[Start of section]

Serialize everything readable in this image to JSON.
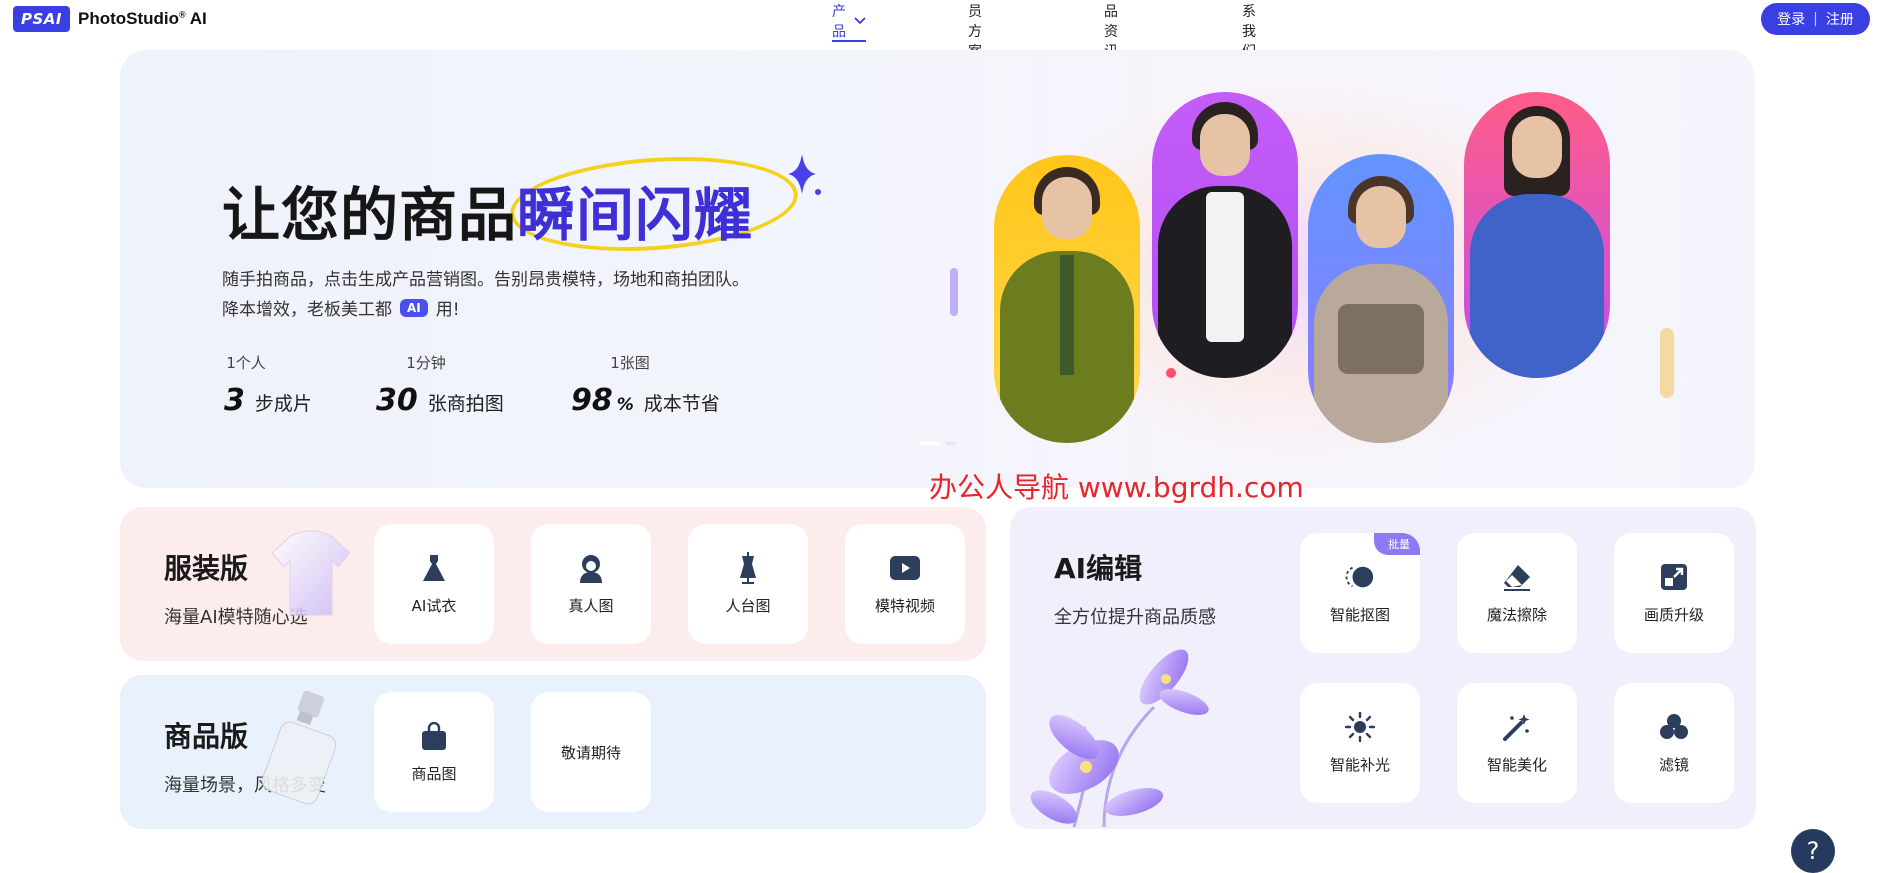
{
  "header": {
    "logo_mark": "PSAI",
    "logo_text": "PhotoStudio",
    "logo_sup": "®",
    "logo_suffix": " AI",
    "nav": [
      {
        "label": "产品"
      },
      {
        "label": "会员方案"
      },
      {
        "label": "产品资讯"
      },
      {
        "label": "联系我们"
      }
    ],
    "login_label": "登录",
    "register_label": "注册",
    "separator": "|"
  },
  "hero": {
    "title_main": "让您的商品",
    "title_highlight": "瞬间闪耀",
    "subtitle_line1": "随手拍商品，点击生成产品营销图。告别昂贵模特，场地和商拍团队。",
    "subtitle_line2_pre": "降本增效，老板美工都",
    "subtitle_ai": "AI",
    "subtitle_line2_post": "用!",
    "stats": [
      {
        "top": "1个人",
        "num": "3",
        "unit": "",
        "label": "步成片"
      },
      {
        "top": "1分钟",
        "num": "30",
        "unit": "",
        "label": "张商拍图"
      },
      {
        "top": "1张图",
        "num": "98",
        "unit": "%",
        "label": "成本节省"
      }
    ]
  },
  "watermark": "办公人导航 www.bgrdh.com",
  "apparel": {
    "title": "服装版",
    "subtitle": "海量AI模特随心选",
    "tiles": [
      {
        "label": "AI试衣",
        "icon": "dress-icon"
      },
      {
        "label": "真人图",
        "icon": "person-icon"
      },
      {
        "label": "人台图",
        "icon": "mannequin-icon"
      },
      {
        "label": "模特视频",
        "icon": "play-icon"
      }
    ]
  },
  "product": {
    "title": "商品版",
    "subtitle": "海量场景，风格多变",
    "tiles": [
      {
        "label": "商品图",
        "icon": "shopping-bag-icon"
      },
      {
        "label": "敬请期待"
      }
    ]
  },
  "ai_edit": {
    "title": "AI编辑",
    "subtitle": "全方位提升商品质感",
    "badge": "批量",
    "tiles": [
      {
        "label": "智能抠图",
        "icon": "cutout-icon"
      },
      {
        "label": "魔法擦除",
        "icon": "eraser-icon"
      },
      {
        "label": "画质升级",
        "icon": "upscale-icon"
      },
      {
        "label": "智能补光",
        "icon": "sun-icon"
      },
      {
        "label": "智能美化",
        "icon": "magic-wand-icon"
      },
      {
        "label": "滤镜",
        "icon": "filter-icon"
      }
    ]
  },
  "help": {
    "label": "?"
  },
  "colors": {
    "brand": "#3a3fe4",
    "highlight": "#3f2fd6",
    "ring": "#f4d21c",
    "apparel_bg": "#fdecec",
    "product_bg": "#e9f1fd",
    "ai_bg": "#f2effc",
    "icon": "#2c3e5c"
  }
}
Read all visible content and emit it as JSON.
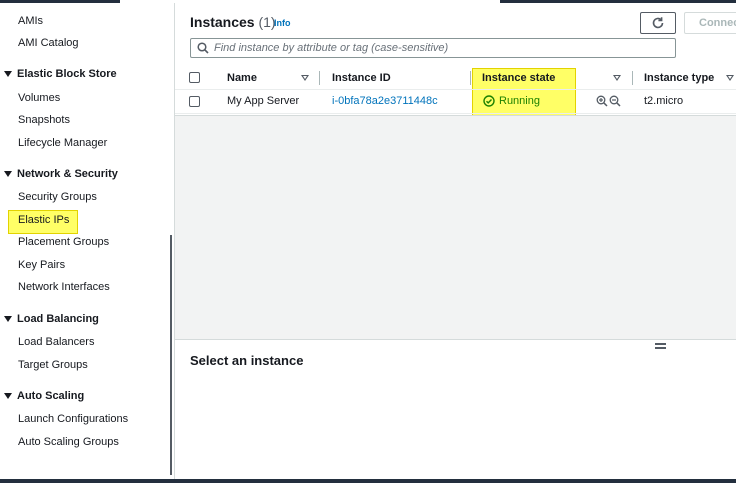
{
  "sidebar": {
    "items_top": [
      "AMIs",
      "AMI Catalog"
    ],
    "sections": [
      {
        "title": "Elastic Block Store",
        "items": [
          "Volumes",
          "Snapshots",
          "Lifecycle Manager"
        ]
      },
      {
        "title": "Network & Security",
        "items": [
          "Security Groups",
          "Elastic IPs",
          "Placement Groups",
          "Key Pairs",
          "Network Interfaces"
        ]
      },
      {
        "title": "Load Balancing",
        "items": [
          "Load Balancers",
          "Target Groups"
        ]
      },
      {
        "title": "Auto Scaling",
        "items": [
          "Launch Configurations",
          "Auto Scaling Groups"
        ]
      }
    ]
  },
  "header": {
    "title": "Instances",
    "count": "(1)",
    "info": "Info",
    "connect_label": "Connect"
  },
  "search": {
    "placeholder": "Find instance by attribute or tag (case-sensitive)"
  },
  "table": {
    "columns": [
      "Name",
      "Instance ID",
      "Instance state",
      "Instance type"
    ],
    "rows": [
      {
        "name": "My App Server",
        "instance_id": "i-0bfa78a2e3711448c",
        "state": "Running",
        "type": "t2.micro"
      }
    ]
  },
  "details": {
    "title": "Select an instance"
  },
  "colors": {
    "link": "#0073bb",
    "running": "#1d8102",
    "highlight": "#ffff66",
    "nav_dark": "#232f3e"
  },
  "icons": [
    "refresh-icon",
    "search-icon",
    "check-circle-icon",
    "zoom-in-icon",
    "zoom-out-icon",
    "caret-down-icon",
    "sort-icon",
    "drag-handle-icon"
  ]
}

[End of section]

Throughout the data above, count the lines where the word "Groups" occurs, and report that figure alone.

4